Barbara Weissberger and I were interviewed by Charlie Smith recently about ‘Hive and Double’, our collaborative work currently on view in Providence, RI at GRIN Contemporary.

I also had the opportunity to interview Nashville-based Paul Collins about his work for the LOCATE Arts website. LOCATE Arts focuses on and promotes contemporary artists working in each region of Tennessee.


Barbara Weissberger
Charlie Smith
Paul Collins

‘Hive and Double’ opens March 26

My most recent collaborations with Barbara Weissberger will be on display at GRIN, in Providence Rhode Island.

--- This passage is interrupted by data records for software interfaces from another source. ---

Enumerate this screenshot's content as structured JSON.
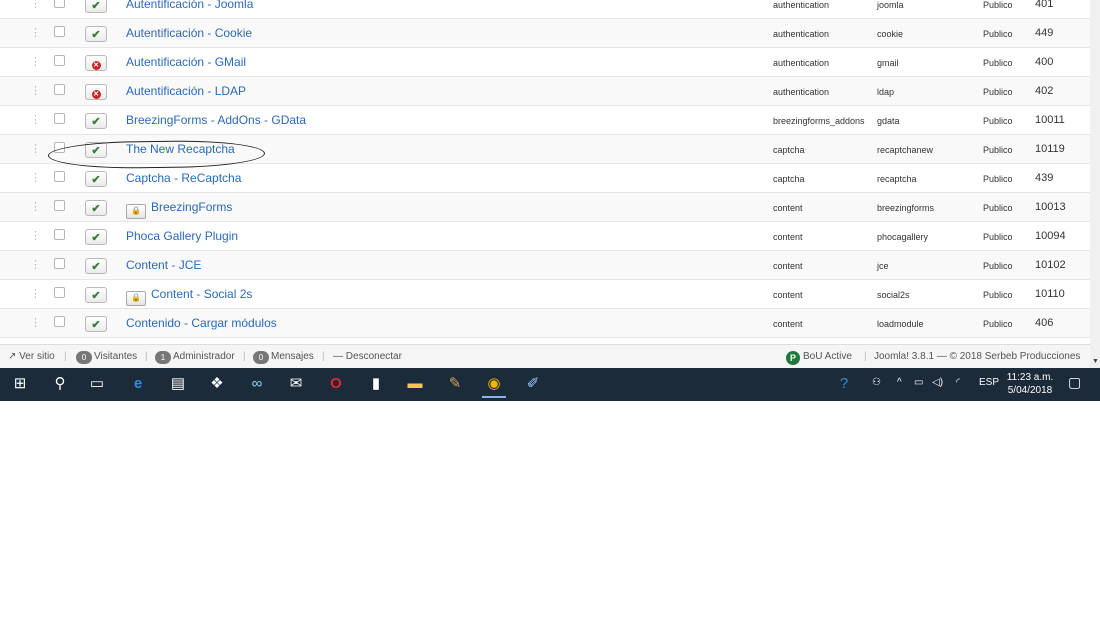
{
  "plugins": [
    {
      "name": "Autentificación - Joomla",
      "enabled": true,
      "locked": false,
      "folder": "authentication",
      "element": "joomla",
      "access": "Publico",
      "id": "401"
    },
    {
      "name": "Autentificación - Cookie",
      "enabled": true,
      "locked": false,
      "folder": "authentication",
      "element": "cookie",
      "access": "Publico",
      "id": "449"
    },
    {
      "name": "Autentificación - GMail",
      "enabled": false,
      "locked": false,
      "folder": "authentication",
      "element": "gmail",
      "access": "Publico",
      "id": "400"
    },
    {
      "name": "Autentificación - LDAP",
      "enabled": false,
      "locked": false,
      "folder": "authentication",
      "element": "ldap",
      "access": "Publico",
      "id": "402"
    },
    {
      "name": "BreezingForms - AddOns - GData",
      "enabled": true,
      "locked": false,
      "folder": "breezingforms_addons",
      "element": "gdata",
      "access": "Publico",
      "id": "10011"
    },
    {
      "name": "The New Recaptcha",
      "enabled": true,
      "locked": false,
      "folder": "captcha",
      "element": "recaptchanew",
      "access": "Publico",
      "id": "10119"
    },
    {
      "name": "Captcha - ReCaptcha",
      "enabled": true,
      "locked": false,
      "folder": "captcha",
      "element": "recaptcha",
      "access": "Publico",
      "id": "439"
    },
    {
      "name": "BreezingForms",
      "enabled": true,
      "locked": true,
      "folder": "content",
      "element": "breezingforms",
      "access": "Publico",
      "id": "10013"
    },
    {
      "name": "Phoca Gallery Plugin",
      "enabled": true,
      "locked": false,
      "folder": "content",
      "element": "phocagallery",
      "access": "Publico",
      "id": "10094"
    },
    {
      "name": "Content - JCE",
      "enabled": true,
      "locked": false,
      "folder": "content",
      "element": "jce",
      "access": "Publico",
      "id": "10102"
    },
    {
      "name": "Content - Social 2s",
      "enabled": true,
      "locked": true,
      "folder": "content",
      "element": "social2s",
      "access": "Publico",
      "id": "10110"
    },
    {
      "name": "Contenido - Cargar módulos",
      "enabled": true,
      "locked": false,
      "folder": "content",
      "element": "loadmodule",
      "access": "Publico",
      "id": "406"
    }
  ],
  "statusbar": {
    "view_site": "Ver sitio",
    "visitors_count": "0",
    "visitors_label": "Visitantes",
    "admin_count": "1",
    "admin_label": "Administrador",
    "messages_count": "0",
    "messages_label": "Mensajes",
    "logout": "Desconectar",
    "bou_icon_letter": "P",
    "bou_label": "BoU Active",
    "footer": "Joomla! 3.8.1 — © 2018 Serbeb Producciones"
  },
  "taskbar": {
    "keyboard_lang": "ESP",
    "time": "11:23 a.m.",
    "date": "5/04/2018",
    "icons": [
      "windows-start-icon",
      "search-icon",
      "task-view-icon",
      "edge-icon",
      "store-icon",
      "dropbox-icon",
      "infinity-icon",
      "mail-icon",
      "opera-icon",
      "file-icon",
      "file-explorer-icon",
      "app-icon",
      "chrome-icon",
      "paint-icon"
    ]
  },
  "colors": {
    "link": "#2a69b8",
    "taskbar": "#1c2b3a",
    "enabled": "#3c7d3c",
    "disabled": "#c42727"
  }
}
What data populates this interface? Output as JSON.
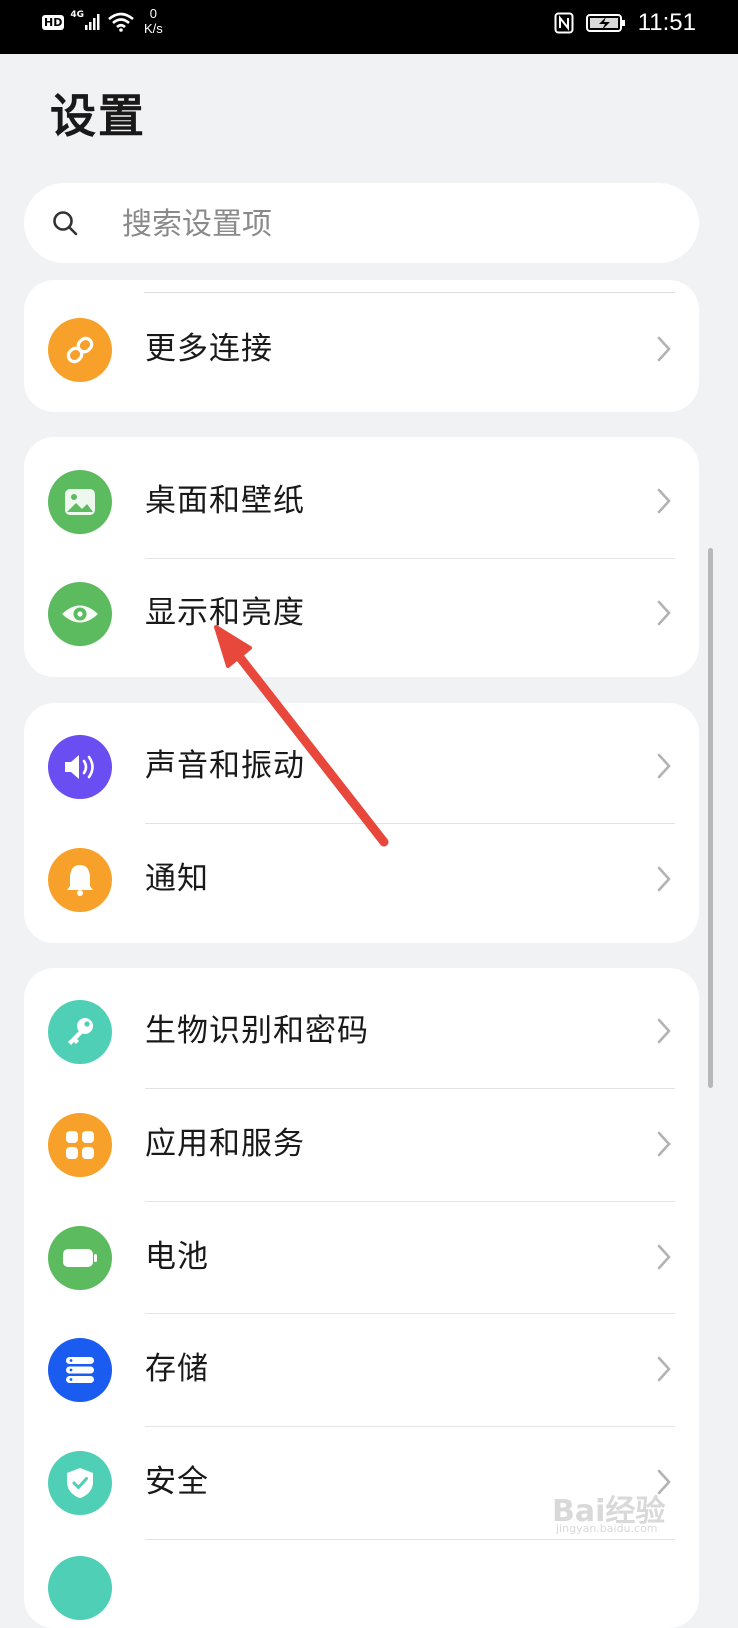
{
  "status_bar": {
    "hd": "HD",
    "network": "4G",
    "speed_value": "0",
    "speed_unit": "K/s",
    "time": "11:51"
  },
  "page_title": "设置",
  "search": {
    "placeholder": "搜索设置项"
  },
  "rows": [
    {
      "label": "更多连接",
      "icon": "link-icon",
      "color": "#f7a12a"
    },
    {
      "label": "桌面和壁纸",
      "icon": "wallpaper-image-icon",
      "color": "#5cba5f"
    },
    {
      "label": "显示和亮度",
      "icon": "eye-icon",
      "color": "#5cba5f"
    },
    {
      "label": "声音和振动",
      "icon": "speaker-icon",
      "color": "#6b4ef2"
    },
    {
      "label": "通知",
      "icon": "bell-icon",
      "color": "#f7a12a"
    },
    {
      "label": "生物识别和密码",
      "icon": "key-icon",
      "color": "#4fcfb5"
    },
    {
      "label": "应用和服务",
      "icon": "apps-grid-icon",
      "color": "#f7a12a"
    },
    {
      "label": "电池",
      "icon": "battery-icon",
      "color": "#5cba5f"
    },
    {
      "label": "存储",
      "icon": "storage-icon",
      "color": "#1a5bf0"
    },
    {
      "label": "安全",
      "icon": "shield-check-icon",
      "color": "#4fcfb5"
    }
  ],
  "annotation_arrow_color": "#e8483b",
  "watermark": {
    "brand": "Bai经验",
    "url": "jingyan.baidu.com"
  }
}
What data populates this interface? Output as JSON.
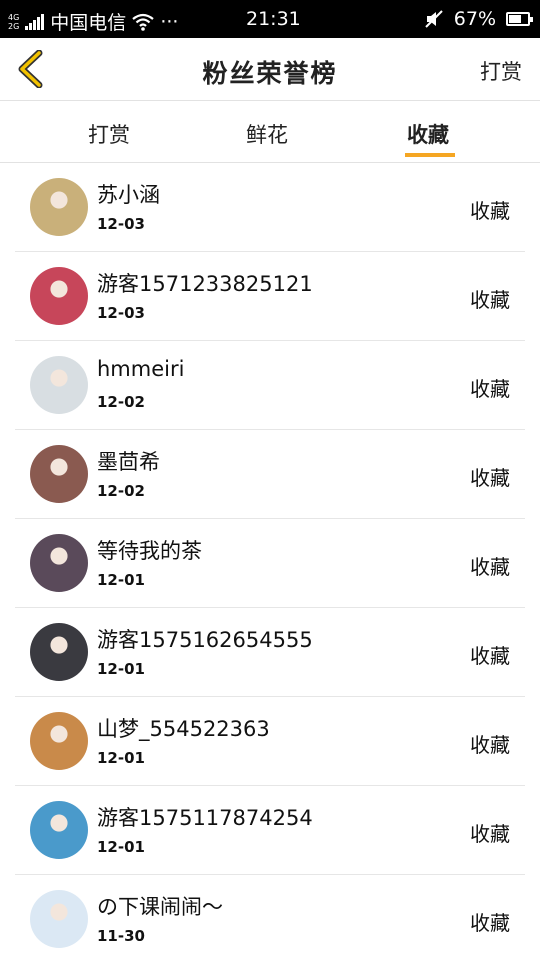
{
  "status_bar": {
    "network_top": "4G",
    "network_bottom": "2G",
    "carrier": "中国电信",
    "dots": "···",
    "time": "21:31",
    "battery": "67%",
    "battery_level": 0.67
  },
  "nav": {
    "title": "粉丝荣誉榜",
    "right_button": "打赏"
  },
  "tabs": [
    {
      "label": "打赏"
    },
    {
      "label": "鲜花"
    },
    {
      "label": "收藏"
    }
  ],
  "active_tab": 2,
  "fans": [
    {
      "name": "苏小涵",
      "date": "12-03",
      "action": "收藏",
      "avatar_color": "#c9b07a"
    },
    {
      "name": "游客1571233825121",
      "date": "12-03",
      "action": "收藏",
      "avatar_color": "#c7465a"
    },
    {
      "name": "hmmeiri",
      "date": "12-02",
      "action": "收藏",
      "avatar_color": "#d8dee2"
    },
    {
      "name": "墨茴希",
      "date": "12-02",
      "action": "收藏",
      "avatar_color": "#8a5a50"
    },
    {
      "name": "等待我的茶",
      "date": "12-01",
      "action": "收藏",
      "avatar_color": "#5a4a5a"
    },
    {
      "name": "游客1575162654555",
      "date": "12-01",
      "action": "收藏",
      "avatar_color": "#3a3a40"
    },
    {
      "name": "山梦_554522363",
      "date": "12-01",
      "action": "收藏",
      "avatar_color": "#c98a4a"
    },
    {
      "name": "游客1575117874254",
      "date": "12-01",
      "action": "收藏",
      "avatar_color": "#4a9acb"
    },
    {
      "name": "の下课闹闹～",
      "date": "11-30",
      "action": "收藏",
      "avatar_color": "#dbe8f4"
    }
  ],
  "colors": {
    "accent": "#f5a623",
    "status_bar_bg": "#000000",
    "back_arrow": "#f2c200"
  }
}
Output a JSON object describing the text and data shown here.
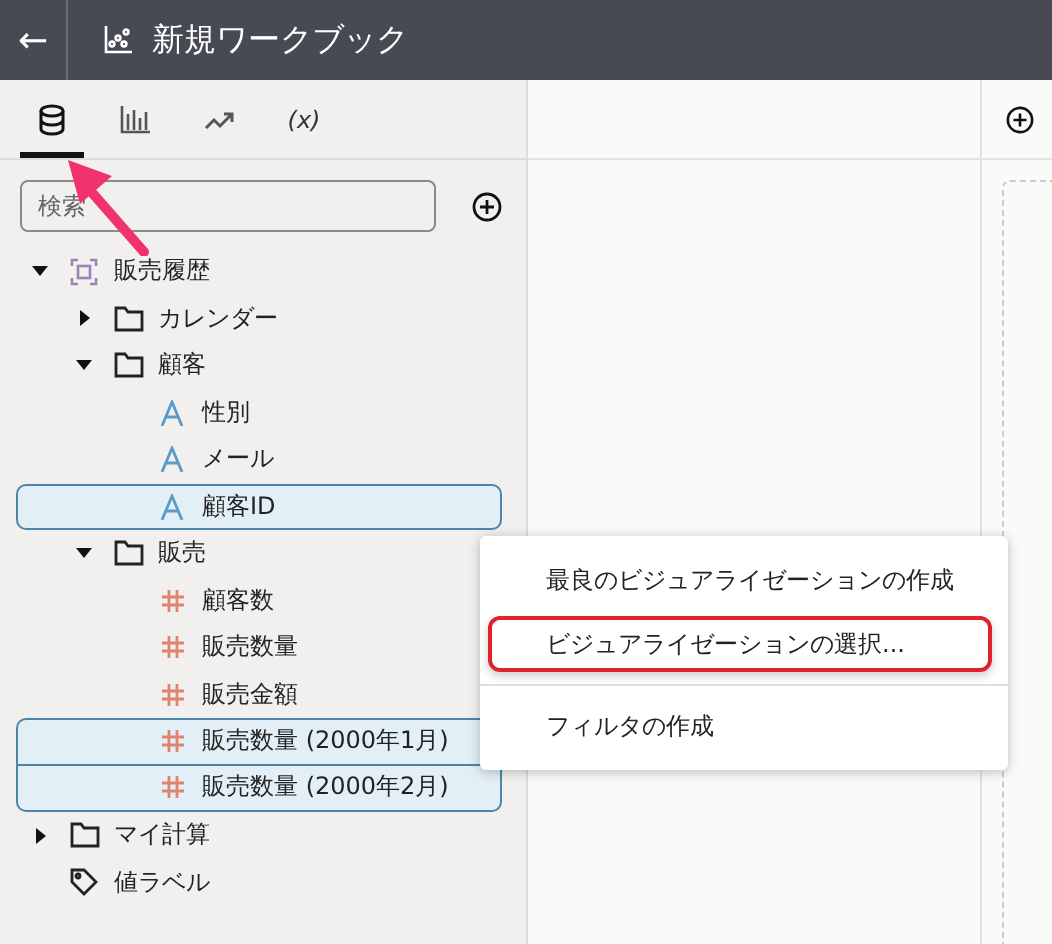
{
  "header": {
    "back": "←",
    "title": "新規ワークブック"
  },
  "tabs": [
    {
      "kind": "database",
      "selected": true
    },
    {
      "kind": "chart",
      "selected": false
    },
    {
      "kind": "trend",
      "selected": false
    },
    {
      "kind": "text",
      "label": "(x)",
      "selected": false
    }
  ],
  "search": {
    "placeholder": "検索"
  },
  "tree": [
    {
      "kind": "dataset",
      "label": "販売履歴",
      "expanded": true,
      "selected": false,
      "children": [
        {
          "kind": "folder",
          "label": "カレンダー",
          "expanded": false,
          "selected": false
        },
        {
          "kind": "folder",
          "label": "顧客",
          "expanded": true,
          "selected": false,
          "children": [
            {
              "kind": "attribute",
              "label": "性別",
              "selected": false
            },
            {
              "kind": "attribute",
              "label": "メール",
              "selected": false
            },
            {
              "kind": "attribute",
              "label": "顧客ID",
              "selected": true
            }
          ]
        },
        {
          "kind": "folder",
          "label": "販売",
          "expanded": true,
          "selected": false,
          "children": [
            {
              "kind": "measure",
              "label": "顧客数",
              "selected": false
            },
            {
              "kind": "measure",
              "label": "販売数量",
              "selected": false
            },
            {
              "kind": "measure",
              "label": "販売金額",
              "selected": false
            },
            {
              "kind": "measure",
              "label": "販売数量 (2000年1月)",
              "selected": true
            },
            {
              "kind": "measure",
              "label": "販売数量 (2000年2月)",
              "selected": true
            }
          ]
        }
      ]
    },
    {
      "kind": "folder",
      "label": "マイ計算",
      "expanded": false,
      "selected": false
    },
    {
      "kind": "tag",
      "label": "値ラベル",
      "selected": false
    }
  ],
  "context_menu": [
    {
      "label": "最良のビジュアライゼーションの作成",
      "highlighted": false,
      "divider_before": false
    },
    {
      "label": "ビジュアライゼーションの選択...",
      "highlighted": true,
      "divider_before": false
    },
    {
      "label": "フィルタの作成",
      "highlighted": false,
      "divider_before": true
    }
  ]
}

In Hive and Double, Aldrich and Weissberger present an collaborative body of work about the installation or exhibition of large work that blurs the lines between production and product.  Touching on the tension between the possibilities of the studio and the singularity of the installed work,  their output is about artistic production and labor in post-industrial studios and DIY exhibition spaces . In addition to the physical labor involved in dealing with substances, there is a consideration of preserving space for mystery, the unexpected, and the phenomenological.

The opening reception is this upcoming Saturday, March 26, from 6 – 9 pm. Hope to see you there.



Fruits of our Labor: May 9 – June 6

I have work in an upcoming show at Grin in Providence, RI. Fruits of our Labor: Chew, Screw, Glue is curated by Kevin Frances and features the work of five other artists: Taylor Baldwin, Hilary Doyle, Bayne Peterson, Joel Seidner, and John Zappas.

Fruits of Our Labor is about the backwards, silly, idiosyncratic search for meaning. The artists in this exhibition take familiar objects as their collaborative partners; mops, lamps, dish towels, an elephant tusk, and through the act of recreation, expand our understanding of what these things can do, and arrive at wholly unexpected destinations.

Eleanor Aldrich creates work that bridges the gap between painting and sculpture. In her recent works, actual mop handles lean against paintings, merging seamlessly with the furry, spongy, thickly painted mop heads. Shimmering colors and expressive paint application create a sense that the mops are in motion.

I also did an interview with Kevin Frances, published today on